Rothenberg vs. The Scientists: Round 1
[Terra Nova] • I’m in the middle of writing a book on making music with whales, a project which has taken me to Russia, Canada, and Hawaii, in search of giant sea creatures who want to jam. Sometimes they actually do. But some scientists I run across are more difficult than the whales themselves.
“What do you expect to accomplish with this?” Mark Johnson says, glaring at me. He’s a grizzled New Zealand engineer with a ponytail who works at the Woods Hole Oceanographic Institution. “Why would it surprise you that you got a response? These are acoustically active creatures. I don’t see the point of fucking with animals just for the hell of it. I don’t believe in diving or swimming with whales either.”
I fumble with an answer. “I… just want to see what happens.”
He shakes his head and squints at me. “If you’re trying to learn something about whales which could then translate into a tool for conservation, that’s worth doing. But simply trying to enjoy an event in which the animal doesn’t even know he’s participating, to be honest, I don’t see the point. It doesn’t really yield anything except a gratuitous level of self-satisfaction.”
“Well, Mark, I’m trying not to congratulate myself or pat myself on the back. Music is knowledge, too. I want to learn something and make some interesting sounds, sounds that can’t be made by one species alone.”
“What’s the point if you haven’t got a hypothesis?” he shouts back.
“I do have a hypothesis,” I tell him. “But it’s a musical, not a scientific one. My idea is that there’s more to music than humans can make on their own. A wandering jazz musician could enter a club in Tokyo or Istanbul, climb on stage, and right away join the band. You listen for a familiar sound, some rhythm or chord changes, and try to join in, finding a way to a common music. This is how you make music together with those with whom you cannot speak.”
"Through music you can cross cultural lines, not because music is a universal language, but because musics are fluid languages: they warp, they twist, they open up to foreign sounds. Something new can be produced together by people from different sides of the world. If you are open-minded enough, you might try the same thing with other species."
Johnson still looks skeptical. I quote from the history of science to him. “Other species have other senses of beauty and form. Even Charles Darwin knew that, although biologists seem sometimes to have forgotten. He wrote in The Descent of Man that the beauty in nature was effectively chosen by the animals themselves, over generations of female preference. They liked certain traits, and those were passed on. Each species has its own aesthetic. The particulars of bird music may be some of them. Sound in whales may work the same way. But it is so alien that we really must stretch our ears to get a grasp of it. Besides, showing people how beautiful whale songs are is what really got us interested in saving them.”
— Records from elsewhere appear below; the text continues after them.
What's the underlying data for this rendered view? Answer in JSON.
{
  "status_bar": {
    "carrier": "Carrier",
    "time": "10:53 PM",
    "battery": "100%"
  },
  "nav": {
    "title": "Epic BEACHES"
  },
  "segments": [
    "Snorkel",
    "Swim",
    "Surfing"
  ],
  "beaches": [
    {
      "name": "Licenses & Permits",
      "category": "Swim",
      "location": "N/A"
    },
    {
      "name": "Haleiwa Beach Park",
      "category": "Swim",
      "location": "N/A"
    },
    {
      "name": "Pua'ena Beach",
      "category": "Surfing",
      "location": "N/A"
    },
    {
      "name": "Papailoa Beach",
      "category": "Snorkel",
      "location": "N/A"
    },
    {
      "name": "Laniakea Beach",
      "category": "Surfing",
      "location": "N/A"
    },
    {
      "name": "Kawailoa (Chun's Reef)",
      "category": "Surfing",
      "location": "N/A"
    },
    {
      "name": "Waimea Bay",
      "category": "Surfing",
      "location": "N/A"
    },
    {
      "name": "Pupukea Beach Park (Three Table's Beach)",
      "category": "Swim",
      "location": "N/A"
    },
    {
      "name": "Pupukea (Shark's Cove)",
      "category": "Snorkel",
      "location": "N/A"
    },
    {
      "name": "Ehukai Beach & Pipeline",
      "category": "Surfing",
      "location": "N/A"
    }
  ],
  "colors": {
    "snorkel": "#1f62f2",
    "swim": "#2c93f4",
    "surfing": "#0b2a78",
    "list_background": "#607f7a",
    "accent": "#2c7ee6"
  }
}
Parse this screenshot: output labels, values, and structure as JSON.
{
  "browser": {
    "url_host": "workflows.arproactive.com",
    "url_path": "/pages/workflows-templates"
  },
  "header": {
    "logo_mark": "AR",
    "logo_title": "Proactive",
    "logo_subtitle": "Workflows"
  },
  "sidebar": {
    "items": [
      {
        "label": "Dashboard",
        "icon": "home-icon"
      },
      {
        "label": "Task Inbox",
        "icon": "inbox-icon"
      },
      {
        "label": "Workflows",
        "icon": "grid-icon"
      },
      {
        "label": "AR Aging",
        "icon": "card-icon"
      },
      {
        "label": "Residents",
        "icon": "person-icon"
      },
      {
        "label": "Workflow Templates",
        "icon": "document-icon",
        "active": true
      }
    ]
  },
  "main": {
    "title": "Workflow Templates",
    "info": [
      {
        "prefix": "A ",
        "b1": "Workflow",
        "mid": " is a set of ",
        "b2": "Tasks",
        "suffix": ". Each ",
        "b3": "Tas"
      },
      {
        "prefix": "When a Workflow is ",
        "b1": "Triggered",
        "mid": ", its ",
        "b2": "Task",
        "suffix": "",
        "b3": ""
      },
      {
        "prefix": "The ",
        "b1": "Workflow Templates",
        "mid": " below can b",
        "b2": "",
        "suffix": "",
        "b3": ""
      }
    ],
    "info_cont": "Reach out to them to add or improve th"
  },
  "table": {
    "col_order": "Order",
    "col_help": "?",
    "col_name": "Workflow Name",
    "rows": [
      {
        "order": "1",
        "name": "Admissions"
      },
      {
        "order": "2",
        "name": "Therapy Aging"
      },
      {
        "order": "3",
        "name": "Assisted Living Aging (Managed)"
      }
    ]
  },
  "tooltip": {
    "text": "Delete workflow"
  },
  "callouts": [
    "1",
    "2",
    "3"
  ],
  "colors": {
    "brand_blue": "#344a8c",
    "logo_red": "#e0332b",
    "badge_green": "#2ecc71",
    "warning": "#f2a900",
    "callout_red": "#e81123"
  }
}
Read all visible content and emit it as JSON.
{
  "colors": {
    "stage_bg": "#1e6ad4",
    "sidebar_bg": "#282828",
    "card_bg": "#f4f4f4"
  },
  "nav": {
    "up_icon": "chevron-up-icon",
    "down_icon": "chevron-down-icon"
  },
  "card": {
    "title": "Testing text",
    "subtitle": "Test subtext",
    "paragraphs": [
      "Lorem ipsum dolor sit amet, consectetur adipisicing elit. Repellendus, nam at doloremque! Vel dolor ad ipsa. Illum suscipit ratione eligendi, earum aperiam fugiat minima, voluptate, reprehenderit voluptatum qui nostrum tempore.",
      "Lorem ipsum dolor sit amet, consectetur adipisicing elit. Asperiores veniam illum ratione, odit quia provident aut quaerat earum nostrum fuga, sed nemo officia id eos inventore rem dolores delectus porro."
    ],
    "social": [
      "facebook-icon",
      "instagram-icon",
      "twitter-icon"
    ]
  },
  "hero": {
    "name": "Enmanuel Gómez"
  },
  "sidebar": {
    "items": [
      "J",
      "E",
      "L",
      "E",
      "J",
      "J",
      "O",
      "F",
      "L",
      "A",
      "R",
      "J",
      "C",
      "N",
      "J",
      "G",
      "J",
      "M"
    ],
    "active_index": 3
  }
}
“Sure enough,” he still glares back, “but no one had to play a guitar to a humpback to do that. I have every respect imaginable for passive techniques. But the only reason to fuck with something is if you have a well-worked out hypothesis, and a good measurement technique, so you would be able to reasonably conclude that the animal is responding. But a musician might say their expression would be inhibited. So perhaps these approaches are incompatible. For God’s sake leave them alone unless you have a really good reason to bother them. Imagine poking an animal with a stick!”
“Jamming with a whale is not the same as a spear in the ass.”
“Well, how do you know that?” Mark fires back.
“Scientists are the ones who shoot darts into the backs of great baleens, not musicians.” I remind him.
“Sure, most scientists do a terrible job when designing experiments. They’re mutants!” The engineer is a bit agitated.
“So you don’t feel qualified to comment on whether or not whales are intelligent?” I try to change the subject.
“What’s misguided is when we call animals unintelligent. The trouble is that our idea of intelligent is so damn limited that we can only see it when the animal has some great acuity, or if it interacts. Would you call an autistic person interactive? Some are brilliant, but we often don’t understand them because they keep to themselves. One could argue that it is a misguided or dopy animal who interacts with us. Not a smart move to play music with you or get too close to a whale-watching boat. You could end up being chopped up by the motor like that poor orca, Luna.”
“Come on, Mark! Making music with whales is not the same as running over them with a powerboat.”
“Who gave you the right to mess with these animals? If you can’t explain it, you shouldn’t be doing it. Don’t go telling everyone to go out and play music with the whales to share their own interspecies communication fantasies.”
The scientist gets up, ready to leave, but he suddenly smiles. “Right, now that we’ve got all that out of the way, let’s go get a pint.”
Next time: Out on the water trying to play along with humpback whales.